Middle Eastern oil producers have been ramping up their supplies to Asia in an aggressive tussle over market share. It comes ahead of a meeting of the Organisation of Petroleum Exporting Countries (Opec) tomorrow.
"Many Opec members ... have plans to grow, so cutting supply now may interfere with those objectives," Morgan Stanley said.
Brent crude, the global benchmark, fell 0.9 per cent to $49.4 per barrel this morning. West Texas Intermediate, the US benchmark, also slumped 0.9 per cent to $48.6.
Traders will also be eyeing the API weekly crude oil stock data due out later today.
Iraq recently said it intended to raise its oil exports ahead of Thursday's meeting in Vienna.

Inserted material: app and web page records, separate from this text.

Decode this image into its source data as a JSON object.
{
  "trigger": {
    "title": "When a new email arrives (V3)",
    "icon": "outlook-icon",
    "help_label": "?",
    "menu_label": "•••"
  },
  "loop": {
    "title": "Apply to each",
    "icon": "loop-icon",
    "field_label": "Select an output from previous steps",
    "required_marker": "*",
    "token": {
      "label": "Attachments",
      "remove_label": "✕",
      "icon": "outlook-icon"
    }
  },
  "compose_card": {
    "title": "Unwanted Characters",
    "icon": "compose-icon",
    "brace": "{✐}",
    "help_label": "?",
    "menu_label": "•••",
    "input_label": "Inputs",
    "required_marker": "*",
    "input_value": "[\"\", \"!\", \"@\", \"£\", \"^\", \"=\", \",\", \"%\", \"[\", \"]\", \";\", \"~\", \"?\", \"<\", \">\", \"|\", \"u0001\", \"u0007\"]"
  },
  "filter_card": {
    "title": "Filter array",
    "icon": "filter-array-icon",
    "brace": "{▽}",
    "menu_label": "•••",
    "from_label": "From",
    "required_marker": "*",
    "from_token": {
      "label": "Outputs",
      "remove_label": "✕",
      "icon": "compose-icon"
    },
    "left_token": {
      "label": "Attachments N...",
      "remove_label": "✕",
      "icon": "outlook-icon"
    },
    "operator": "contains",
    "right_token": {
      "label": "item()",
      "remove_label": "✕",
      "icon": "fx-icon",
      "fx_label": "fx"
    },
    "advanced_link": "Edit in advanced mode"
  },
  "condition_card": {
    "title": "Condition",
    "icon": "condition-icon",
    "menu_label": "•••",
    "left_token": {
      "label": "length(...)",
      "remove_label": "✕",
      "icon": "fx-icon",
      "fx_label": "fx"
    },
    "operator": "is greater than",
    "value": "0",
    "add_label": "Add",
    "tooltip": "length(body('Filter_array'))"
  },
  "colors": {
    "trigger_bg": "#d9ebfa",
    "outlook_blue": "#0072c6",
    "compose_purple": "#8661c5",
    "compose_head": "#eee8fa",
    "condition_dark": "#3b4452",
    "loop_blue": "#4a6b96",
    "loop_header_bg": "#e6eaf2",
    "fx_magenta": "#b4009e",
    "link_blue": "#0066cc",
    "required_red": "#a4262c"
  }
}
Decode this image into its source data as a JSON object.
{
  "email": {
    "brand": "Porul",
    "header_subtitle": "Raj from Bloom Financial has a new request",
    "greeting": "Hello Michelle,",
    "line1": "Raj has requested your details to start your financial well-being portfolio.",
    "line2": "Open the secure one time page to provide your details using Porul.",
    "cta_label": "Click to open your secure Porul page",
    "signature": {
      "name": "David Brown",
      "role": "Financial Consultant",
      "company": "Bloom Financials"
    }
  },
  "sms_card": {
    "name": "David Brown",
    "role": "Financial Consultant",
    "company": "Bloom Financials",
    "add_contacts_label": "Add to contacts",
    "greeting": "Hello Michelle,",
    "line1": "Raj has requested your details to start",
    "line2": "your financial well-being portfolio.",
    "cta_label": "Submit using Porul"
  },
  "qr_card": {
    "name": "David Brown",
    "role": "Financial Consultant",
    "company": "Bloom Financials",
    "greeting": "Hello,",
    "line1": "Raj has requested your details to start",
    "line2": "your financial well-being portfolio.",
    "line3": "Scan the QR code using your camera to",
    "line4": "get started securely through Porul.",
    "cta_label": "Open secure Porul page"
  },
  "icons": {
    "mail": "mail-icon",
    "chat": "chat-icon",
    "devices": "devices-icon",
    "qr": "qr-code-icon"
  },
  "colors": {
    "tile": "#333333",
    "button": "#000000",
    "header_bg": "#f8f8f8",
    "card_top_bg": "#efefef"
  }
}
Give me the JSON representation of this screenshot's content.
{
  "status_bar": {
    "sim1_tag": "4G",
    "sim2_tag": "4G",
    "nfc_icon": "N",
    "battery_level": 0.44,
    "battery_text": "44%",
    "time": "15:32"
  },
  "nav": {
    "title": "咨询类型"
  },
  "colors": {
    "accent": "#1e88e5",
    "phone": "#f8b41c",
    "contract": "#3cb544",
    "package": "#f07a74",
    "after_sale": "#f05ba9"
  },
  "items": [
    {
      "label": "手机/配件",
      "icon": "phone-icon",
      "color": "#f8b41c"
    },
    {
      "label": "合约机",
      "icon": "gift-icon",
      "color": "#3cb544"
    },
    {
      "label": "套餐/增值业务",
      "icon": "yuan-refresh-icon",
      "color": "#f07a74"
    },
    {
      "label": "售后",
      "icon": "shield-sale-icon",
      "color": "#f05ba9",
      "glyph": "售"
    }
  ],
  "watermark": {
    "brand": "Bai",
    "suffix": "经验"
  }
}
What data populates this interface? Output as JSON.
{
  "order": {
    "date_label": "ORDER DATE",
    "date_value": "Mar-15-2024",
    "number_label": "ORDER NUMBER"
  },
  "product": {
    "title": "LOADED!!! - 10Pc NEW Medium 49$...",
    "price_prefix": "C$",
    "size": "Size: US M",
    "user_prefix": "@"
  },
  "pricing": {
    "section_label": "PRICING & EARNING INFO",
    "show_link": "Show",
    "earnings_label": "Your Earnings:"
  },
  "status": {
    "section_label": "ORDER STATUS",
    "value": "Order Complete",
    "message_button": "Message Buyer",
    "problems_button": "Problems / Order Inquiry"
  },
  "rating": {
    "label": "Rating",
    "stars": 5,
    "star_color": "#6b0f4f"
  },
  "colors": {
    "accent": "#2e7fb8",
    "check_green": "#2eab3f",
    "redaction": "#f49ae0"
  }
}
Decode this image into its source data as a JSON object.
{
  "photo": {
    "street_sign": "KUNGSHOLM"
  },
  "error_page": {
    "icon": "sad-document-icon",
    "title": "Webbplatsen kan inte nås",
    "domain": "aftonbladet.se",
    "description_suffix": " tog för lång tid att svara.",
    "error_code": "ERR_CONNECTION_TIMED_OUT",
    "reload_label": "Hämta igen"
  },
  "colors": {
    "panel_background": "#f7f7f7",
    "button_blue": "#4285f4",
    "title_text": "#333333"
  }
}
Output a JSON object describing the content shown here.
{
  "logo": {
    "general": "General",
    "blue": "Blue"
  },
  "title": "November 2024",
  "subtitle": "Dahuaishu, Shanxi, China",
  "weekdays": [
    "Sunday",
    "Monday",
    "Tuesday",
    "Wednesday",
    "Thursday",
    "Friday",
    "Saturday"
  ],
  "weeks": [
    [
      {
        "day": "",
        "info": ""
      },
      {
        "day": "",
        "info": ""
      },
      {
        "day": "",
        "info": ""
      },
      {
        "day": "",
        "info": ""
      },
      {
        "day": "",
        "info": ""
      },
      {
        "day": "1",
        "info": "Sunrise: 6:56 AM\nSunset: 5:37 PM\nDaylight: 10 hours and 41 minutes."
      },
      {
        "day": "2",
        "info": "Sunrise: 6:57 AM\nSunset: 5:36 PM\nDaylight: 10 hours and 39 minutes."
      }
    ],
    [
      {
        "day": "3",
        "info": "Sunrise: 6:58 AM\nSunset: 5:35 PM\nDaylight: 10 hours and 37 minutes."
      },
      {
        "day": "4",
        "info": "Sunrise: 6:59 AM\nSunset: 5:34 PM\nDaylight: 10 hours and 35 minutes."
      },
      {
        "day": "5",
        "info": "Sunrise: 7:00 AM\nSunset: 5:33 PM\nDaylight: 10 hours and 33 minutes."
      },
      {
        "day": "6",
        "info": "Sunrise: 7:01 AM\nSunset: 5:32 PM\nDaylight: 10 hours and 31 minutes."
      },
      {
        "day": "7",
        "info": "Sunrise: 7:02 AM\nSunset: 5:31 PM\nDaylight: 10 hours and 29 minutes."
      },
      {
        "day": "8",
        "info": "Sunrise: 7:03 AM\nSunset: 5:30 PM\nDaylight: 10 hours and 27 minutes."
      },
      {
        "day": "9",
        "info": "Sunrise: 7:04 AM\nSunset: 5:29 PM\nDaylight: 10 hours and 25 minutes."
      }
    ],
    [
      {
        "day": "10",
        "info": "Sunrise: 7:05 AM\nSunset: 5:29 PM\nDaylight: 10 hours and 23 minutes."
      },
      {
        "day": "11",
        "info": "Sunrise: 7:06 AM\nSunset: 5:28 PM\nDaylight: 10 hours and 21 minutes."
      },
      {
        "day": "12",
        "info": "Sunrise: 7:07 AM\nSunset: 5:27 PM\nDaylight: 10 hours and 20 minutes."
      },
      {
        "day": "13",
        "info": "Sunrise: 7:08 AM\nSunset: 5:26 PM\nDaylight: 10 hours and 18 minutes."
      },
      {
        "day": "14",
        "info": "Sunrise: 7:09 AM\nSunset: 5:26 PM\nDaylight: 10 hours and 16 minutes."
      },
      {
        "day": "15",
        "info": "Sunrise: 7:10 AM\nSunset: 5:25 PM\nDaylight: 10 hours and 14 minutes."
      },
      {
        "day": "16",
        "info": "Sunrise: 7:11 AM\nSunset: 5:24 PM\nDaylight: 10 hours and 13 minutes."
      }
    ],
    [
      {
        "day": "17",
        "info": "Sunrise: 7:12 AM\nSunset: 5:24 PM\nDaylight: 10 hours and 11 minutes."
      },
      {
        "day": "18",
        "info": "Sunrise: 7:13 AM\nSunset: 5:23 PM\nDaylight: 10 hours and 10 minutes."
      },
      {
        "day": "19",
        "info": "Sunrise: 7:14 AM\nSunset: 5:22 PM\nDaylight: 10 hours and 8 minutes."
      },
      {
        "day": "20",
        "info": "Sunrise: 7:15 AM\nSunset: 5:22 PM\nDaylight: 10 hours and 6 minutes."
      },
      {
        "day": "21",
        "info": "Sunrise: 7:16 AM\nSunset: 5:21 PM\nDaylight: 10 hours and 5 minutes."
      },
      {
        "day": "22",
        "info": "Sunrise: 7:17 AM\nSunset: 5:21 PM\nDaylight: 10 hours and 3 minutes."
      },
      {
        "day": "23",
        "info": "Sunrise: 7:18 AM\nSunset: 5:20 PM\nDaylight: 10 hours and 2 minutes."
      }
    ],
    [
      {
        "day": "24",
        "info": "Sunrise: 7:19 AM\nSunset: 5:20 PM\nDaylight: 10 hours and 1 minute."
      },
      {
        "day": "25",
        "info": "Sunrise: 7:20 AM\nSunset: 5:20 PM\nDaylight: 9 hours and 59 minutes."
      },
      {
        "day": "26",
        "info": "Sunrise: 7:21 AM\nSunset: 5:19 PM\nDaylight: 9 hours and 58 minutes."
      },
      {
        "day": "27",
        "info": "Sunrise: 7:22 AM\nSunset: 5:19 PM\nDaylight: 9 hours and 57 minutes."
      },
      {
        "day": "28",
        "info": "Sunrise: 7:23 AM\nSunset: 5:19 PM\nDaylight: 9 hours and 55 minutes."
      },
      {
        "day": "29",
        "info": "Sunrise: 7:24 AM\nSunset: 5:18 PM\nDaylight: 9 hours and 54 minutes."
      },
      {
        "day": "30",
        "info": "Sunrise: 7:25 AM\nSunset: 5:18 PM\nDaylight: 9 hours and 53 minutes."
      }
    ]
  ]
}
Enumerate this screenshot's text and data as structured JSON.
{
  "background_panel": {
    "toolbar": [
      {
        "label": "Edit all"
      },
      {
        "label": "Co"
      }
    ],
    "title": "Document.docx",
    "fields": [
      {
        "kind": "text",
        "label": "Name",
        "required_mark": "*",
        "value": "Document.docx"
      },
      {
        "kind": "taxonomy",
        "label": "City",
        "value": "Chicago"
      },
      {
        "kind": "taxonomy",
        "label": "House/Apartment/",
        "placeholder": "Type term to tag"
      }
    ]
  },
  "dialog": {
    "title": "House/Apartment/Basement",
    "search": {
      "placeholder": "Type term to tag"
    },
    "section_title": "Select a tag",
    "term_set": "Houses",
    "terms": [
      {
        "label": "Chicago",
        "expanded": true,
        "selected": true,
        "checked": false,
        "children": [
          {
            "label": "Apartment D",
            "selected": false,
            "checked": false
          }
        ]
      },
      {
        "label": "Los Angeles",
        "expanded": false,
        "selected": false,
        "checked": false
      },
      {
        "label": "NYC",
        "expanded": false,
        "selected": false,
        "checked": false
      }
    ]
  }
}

Iran, Kuwait, Saudi Arabia and the United Arab Emirates are also set to raise their supplies in the third quarter.
Most analysts don't expect the meeting to yield a change in Opec's policy of defending its market share. It's the first time since Opec and non-Opec members failed to agree a widely-anticipated freeze deal in April.
"We don't think any substantive agreement is going to emerge from the talks... we see little appetite among the key countries to have another go at overcoming the differences and divisions within the group," Richard Mallinson, geopolitical risk analyst at Energy Aspects, told City A.M.
Oil pushed through $50 for the first time in around seven months last week due to outages in Canada, Libya and West Africa.
Venezuelan energy minister, Eulogio Del Pino, today said that Opec has effectively frozen output because its overall production held steady in the past few months.
"Production has been frozen ... Because if you see the decline in the non-OPEC and all the situation that happened in several countries, production has been maintained the same in the last three or four months," Del Pino said.